- Understand the reasons behind lying:
Fear of punishment: Children may lie to avoid punishment, as they fear the consequences of their actions. For example, a child who broke a vase might lie and say that the dog did it. Research suggests that children who feel their parents’ punishments are excessively harsh or inconsistent are more likely to lie to avoid punishment (Talwar & Lee, 2011).
Seeking attention: Children may lie to get attention from their parents or others. This can be especially true for children who feel neglected or overlooked. Children who feel that they are not getting enough attention from their parents may be more likely to lie (Crown, Wallace, & Baldwin, 2007).
Difficulty with reality: Some children may struggle with separating reality from fantasy, leading them to lie about things that are not true. This is especially true for younger children, who may have difficulty understanding the difference between imagination and reality (Kang, Geangu, & Pascalis, 2011).
Avoiding consequences: Children may lie to avoid the consequences of their actions, such as getting in trouble at school or at home. Children who fear negative consequences are more likely to lie, as they believe that telling the truth will result in punishment or negative outcomes (Talwar & Lee, 2011).
- Encourage honesty:
Make it clear that honesty is important: It’s important to let your child know that honesty is always the best policy, even if they have made a mistake. Encourage your child to tell the truth, even if it means admitting fault or taking responsibility for their actions.
Model honesty: Children learn by example, so make sure that you model honesty and integrity in your own behavior. Be truthful with your child, even when it’s difficult, and follow through on your promises.
- Avoid harsh punishment:
Research suggests that harsh or inconsistent punishment can increase the likelihood that children will lie to avoid punishment (Talwar & Lee, 2011). Instead of using harsh punishment, use the opportunity to teach your child about the importance of honesty and the consequences of lying.
- Reinforce positive behavior:
When your child tells the truth, acknowledge and praise their honesty. This will encourage them to continue being truthful in the future. Praising your child for being honest is more effective than punishing them for lying (Crown, Wallace, & Baldwin, 2007).
- Seek professional help if needed:
If your child’s lying becomes chronic or seems to be tied to deeper emotional issues, seek the help of a mental health professional. They can work with your child to identify the root cause of their lying and develop strategies to address the behaviour.
- Focus on problem-solving:
If your child is lying to avoid a particular problem or situation, work with them to come up with a solution. For example, if your child is lying about finishing their homework because they are struggling with a particular subject, work with them to identify strategies to improve their understanding of that subject.

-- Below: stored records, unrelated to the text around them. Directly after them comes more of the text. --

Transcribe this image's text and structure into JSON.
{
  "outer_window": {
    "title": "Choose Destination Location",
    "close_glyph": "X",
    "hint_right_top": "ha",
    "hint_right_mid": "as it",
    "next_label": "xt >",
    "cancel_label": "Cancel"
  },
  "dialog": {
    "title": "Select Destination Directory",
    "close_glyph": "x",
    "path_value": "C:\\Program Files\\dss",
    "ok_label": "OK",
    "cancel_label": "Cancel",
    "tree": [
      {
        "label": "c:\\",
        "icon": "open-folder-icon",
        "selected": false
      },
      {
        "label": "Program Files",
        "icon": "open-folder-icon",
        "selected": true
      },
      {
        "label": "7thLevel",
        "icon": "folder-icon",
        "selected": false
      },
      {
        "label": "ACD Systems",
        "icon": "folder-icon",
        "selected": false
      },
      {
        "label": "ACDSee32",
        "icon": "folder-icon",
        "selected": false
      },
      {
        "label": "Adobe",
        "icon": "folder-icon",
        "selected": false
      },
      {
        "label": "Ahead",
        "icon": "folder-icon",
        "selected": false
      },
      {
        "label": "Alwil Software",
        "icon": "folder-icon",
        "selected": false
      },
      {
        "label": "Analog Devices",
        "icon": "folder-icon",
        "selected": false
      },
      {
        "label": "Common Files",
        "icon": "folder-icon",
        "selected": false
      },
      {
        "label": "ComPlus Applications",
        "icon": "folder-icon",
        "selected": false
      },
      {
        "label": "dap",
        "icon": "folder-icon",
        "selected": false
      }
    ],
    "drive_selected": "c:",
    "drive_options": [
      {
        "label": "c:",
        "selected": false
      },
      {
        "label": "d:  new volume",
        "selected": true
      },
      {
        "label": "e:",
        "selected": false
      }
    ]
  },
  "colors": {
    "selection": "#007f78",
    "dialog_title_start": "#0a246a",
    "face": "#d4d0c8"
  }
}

- Use natural consequences:
Rather than punishing your child for lying, use natural consequences to help them understand the impact of their actions. For example, if your child lies about completing a chore, they may lose screen time until the chore is completed. This can help your child understand that their actions have consequences, without resorting to harsh punishment.
- Avoid shaming:
Shaming your child for lying can damage their self-esteem and make it more likely that they will continue to lie. Instead, focus on addressing the behavior itself and reinforcing positive behavior when your child tells the truth.
- Foster open communication:
Encourage your child to communicate openly and honestly with you by creating a safe and supportive environment. Listen actively to your child’s concerns and validate their feelings, even if you don’t agree with their actions. This can help your child feel heard and understood, which can reduce the likelihood that they will lie in the future.
- Practice patience and understanding:
Remember that lying is a normal part of childhood development, and most children will experiment with lying at some point. Be patient and understanding with your child as they learn about the importance of honesty and develop their sense of morality.
- Greene, R. W., Ablon, J. S., & Goring, J. C. (2003). A transactional model of oppositional behavior: Underlying assumptions and implications for treatment. Clinical Child and Family Psychology Review, 6(2), 129-148.
- Katz, J. L., & Windecker-Nelson, B. (2006). Children’s understanding of lying and truth-telling in relation to prosocial and antisocial behavior. Child Development, 77(4), 866-881.
- Talwar, V., Murphy, S. M., & Lee, K. (2007). White lie-telling in children for politeness purposes. International Journal of Behavioral Development, 31(1), 1-11.